> _Problem description_: Report every line of the data that includes "List".

[Records contained in a dataset]
════

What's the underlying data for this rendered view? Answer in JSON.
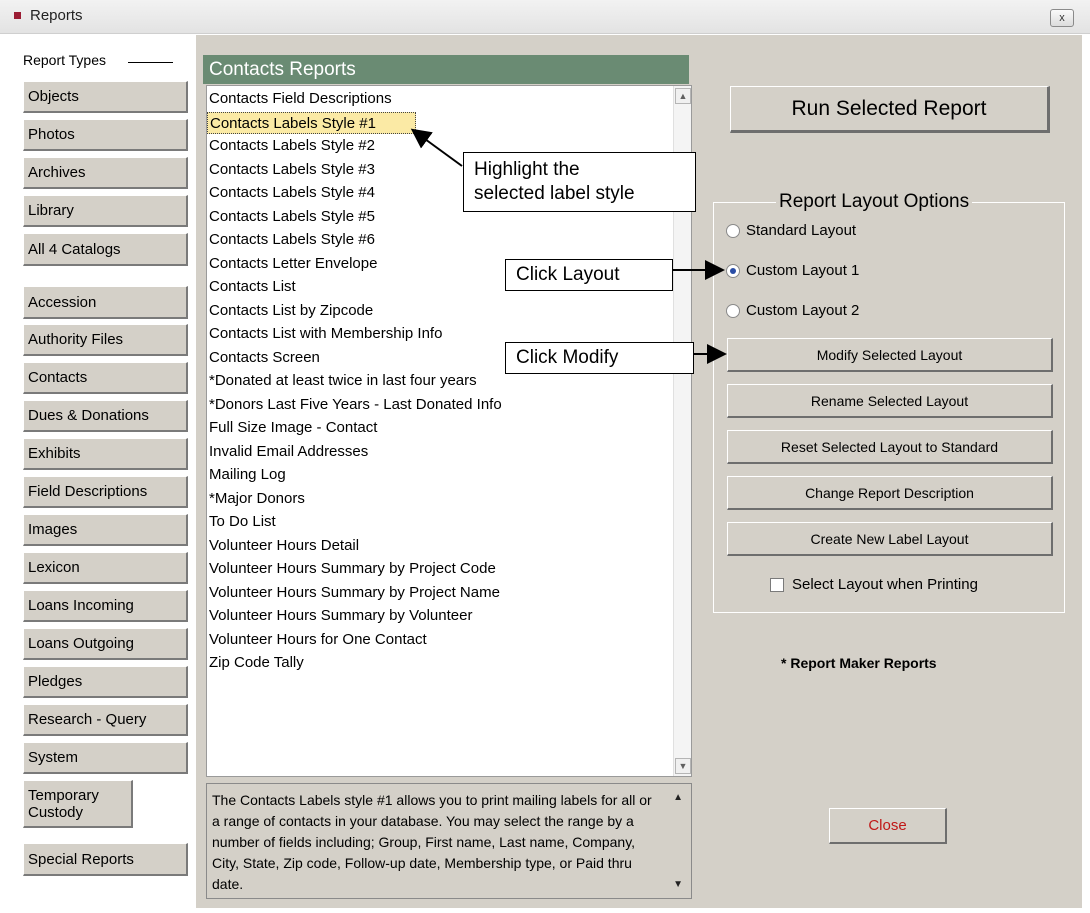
{
  "window": {
    "title": "Reports",
    "close_label": "x"
  },
  "sidebar": {
    "header": "Report Types",
    "items": [
      "Objects",
      "Photos",
      "Archives",
      "Library",
      "All 4 Catalogs",
      "Accession",
      "Authority Files",
      "Contacts",
      "Dues & Donations",
      "Exhibits",
      "Field Descriptions",
      "Images",
      "Lexicon",
      "Loans Incoming",
      "Loans Outgoing",
      "Pledges",
      "Research - Query",
      "System",
      "Temporary Custody",
      "Special Reports"
    ]
  },
  "reports": {
    "title": "Contacts Reports",
    "selected_index": 1,
    "items": [
      "Contacts Field Descriptions",
      "Contacts Labels Style #1",
      "Contacts Labels Style #2",
      "Contacts Labels Style #3",
      "Contacts Labels Style #4",
      "Contacts Labels Style #5",
      "Contacts Labels Style #6",
      "Contacts Letter Envelope",
      "Contacts List",
      "Contacts List by Zipcode",
      "Contacts List with Membership Info",
      "Contacts Screen",
      "*Donated at least twice in last four years",
      "*Donors Last Five Years - Last Donated Info",
      "Full Size Image - Contact",
      "Invalid Email Addresses",
      "Mailing Log",
      "*Major Donors",
      "To Do List",
      "Volunteer Hours Detail",
      "Volunteer Hours Summary by Project Code",
      "Volunteer Hours Summary by Project Name",
      "Volunteer Hours Summary by Volunteer",
      "Volunteer Hours for One Contact",
      "Zip Code Tally"
    ],
    "description": "The Contacts Labels style #1 allows you to print mailing labels for all or a range of contacts in your database.  You may select the range by a number of fields including; Group, First name, Last name, Company, City, State, Zip code, Follow-up date, Membership type, or Paid thru date."
  },
  "actions": {
    "run_label": "Run Selected Report",
    "close_label": "Close",
    "report_maker_note": "* Report Maker Reports"
  },
  "layout_options": {
    "title": "Report Layout Options",
    "radios": [
      {
        "label": "Standard Layout",
        "checked": false
      },
      {
        "label": "Custom Layout 1",
        "checked": true
      },
      {
        "label": "Custom Layout 2",
        "checked": false
      }
    ],
    "buttons": [
      "Modify Selected Layout",
      "Rename Selected Layout",
      "Reset Selected Layout to Standard",
      "Change Report Description",
      "Create New Label Layout"
    ],
    "checkbox_label": "Select Layout when Printing",
    "checkbox_checked": false
  },
  "callouts": {
    "highlight_line1": "Highlight the",
    "highlight_line2": "selected label style",
    "layout": "Click Layout",
    "modify": "Click Modify"
  },
  "colors": {
    "header_green": "#6a8b73",
    "selection": "#fbeaa5",
    "close_red": "#c01818",
    "panel": "#d4d0c8"
  }
}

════

> _Result_:
      "Contacts List",
      "Contacts List by Zipcode",
      "Contacts List with Membership Info",
      "To Do List",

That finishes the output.